The variation of the columns shape in the longitudinal direction, however, depends on the bending line and therefore on the restraint conditions of a column. If the columns were only optimized with respect to their buckling, one would obtain shapes whose cross-sections in the regions of the inflection points of the bending lines are zero. In reality, however, the minimum cross-sections depend on the size of the load to be transmitted to ensure the stress transmission even in these critical areas. The possible increase of the failure load compared to an equal-volume column with constant cross-section depends on the size of this required minimum cross section. If in addition the influence of a triangular shape instead of a conventional circular shape is taken into account, buckling load increases of up to 60 percent can be achieved. Even greater load increases can be achieved with structured cross sections, e.g. in hollow profiles or profiles in the form of a cross. To verify the theoretical results, first experiments were performed. We are currently planning further experiments.

### Report in the year book 2012

**Columns with Optimized Shapes**

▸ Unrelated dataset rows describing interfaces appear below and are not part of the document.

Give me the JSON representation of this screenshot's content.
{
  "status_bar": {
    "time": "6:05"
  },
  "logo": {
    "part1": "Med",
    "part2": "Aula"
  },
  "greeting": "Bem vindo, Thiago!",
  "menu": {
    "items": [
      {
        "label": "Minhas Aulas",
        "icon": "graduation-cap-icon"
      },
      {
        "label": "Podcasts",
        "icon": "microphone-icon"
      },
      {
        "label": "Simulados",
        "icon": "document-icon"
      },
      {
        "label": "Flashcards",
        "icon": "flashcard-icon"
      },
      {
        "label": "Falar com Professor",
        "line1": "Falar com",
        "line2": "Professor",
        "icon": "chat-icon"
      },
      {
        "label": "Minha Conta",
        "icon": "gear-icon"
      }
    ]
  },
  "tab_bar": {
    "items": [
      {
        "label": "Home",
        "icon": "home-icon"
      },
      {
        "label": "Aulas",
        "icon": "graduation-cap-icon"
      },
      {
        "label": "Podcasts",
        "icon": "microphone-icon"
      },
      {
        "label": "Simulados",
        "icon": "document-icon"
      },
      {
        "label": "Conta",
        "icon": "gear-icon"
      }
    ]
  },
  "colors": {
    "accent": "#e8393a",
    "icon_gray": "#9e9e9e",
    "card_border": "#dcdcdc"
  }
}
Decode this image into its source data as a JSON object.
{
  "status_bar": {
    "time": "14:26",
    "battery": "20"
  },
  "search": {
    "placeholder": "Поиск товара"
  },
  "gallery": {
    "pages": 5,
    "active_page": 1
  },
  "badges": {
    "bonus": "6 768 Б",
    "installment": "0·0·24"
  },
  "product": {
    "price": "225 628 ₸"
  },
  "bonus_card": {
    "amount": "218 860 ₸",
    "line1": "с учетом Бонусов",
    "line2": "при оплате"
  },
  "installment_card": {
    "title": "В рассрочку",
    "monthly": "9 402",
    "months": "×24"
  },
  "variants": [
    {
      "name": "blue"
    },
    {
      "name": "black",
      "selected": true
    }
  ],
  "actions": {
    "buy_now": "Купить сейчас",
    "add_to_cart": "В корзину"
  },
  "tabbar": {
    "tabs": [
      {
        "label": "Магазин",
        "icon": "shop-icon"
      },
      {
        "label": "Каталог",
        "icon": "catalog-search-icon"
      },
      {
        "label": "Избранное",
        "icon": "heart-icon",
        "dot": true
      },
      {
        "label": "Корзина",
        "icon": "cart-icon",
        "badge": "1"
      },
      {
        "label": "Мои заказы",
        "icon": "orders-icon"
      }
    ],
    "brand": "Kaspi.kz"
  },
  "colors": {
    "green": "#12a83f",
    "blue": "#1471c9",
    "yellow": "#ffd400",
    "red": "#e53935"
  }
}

Slim columns are a design feature which is quite popular in contemporary architecture. At the same time, columns are an essential element in their function as load-carrying parts of the supporting structure of buildings. Nonetheless, the columns, which are normally applied, usually have a circular or rectangular cross section which remains unchanged for the entire length of the column. This circumstance offers potential for optimization and is examined in this research project which is part of the DFG priority program 1542 „Leicht Bauen mit Beton“. Structures similar to columns in a building can be found in nature. Thus, tree trunks, which can reach huge heights, represent effective structures in plant life that are clearly related to the structure of columns in engineering. It is the aim of the tree’s trunk and branches to resist the mechanical stress of wind, snow and their own weight as effectively as possible while making use of very little material at the same time.

The trees‘ shape is optimized. Their growth works in such a way as not to create any stress concentrations. They add material in those places which are most heavily loaded. Accordingly, the forks of trees are always rounded and no edges or constant cross sections can be found. In earlier times, attempts were already made to copy this effect in concrete pillars by constructing so-called mushroom columns. In the beginning, work in the research project focussed on stress distribution in the place where concrete pillar and ceiling meet. In an FEM study, a pillar of the kind which is commonly used in buildings was loaded in such a way as is typical. Then, the area where ceiling and pillar meet was examined with regard to changes in load distribution based on different curvatures. The typical angular shape of the connecting element results in significant stress concentrations in the corners. However, even simple triangular material additions lead to a clear reduction of local stresses in these areas. If the triangular shape is replaced by a circular shape, the stress can be reduced still further. An optimized stress curve can be achieved by applying the method of tensile triangles or using an exponential function which is the shape that is closest to nature.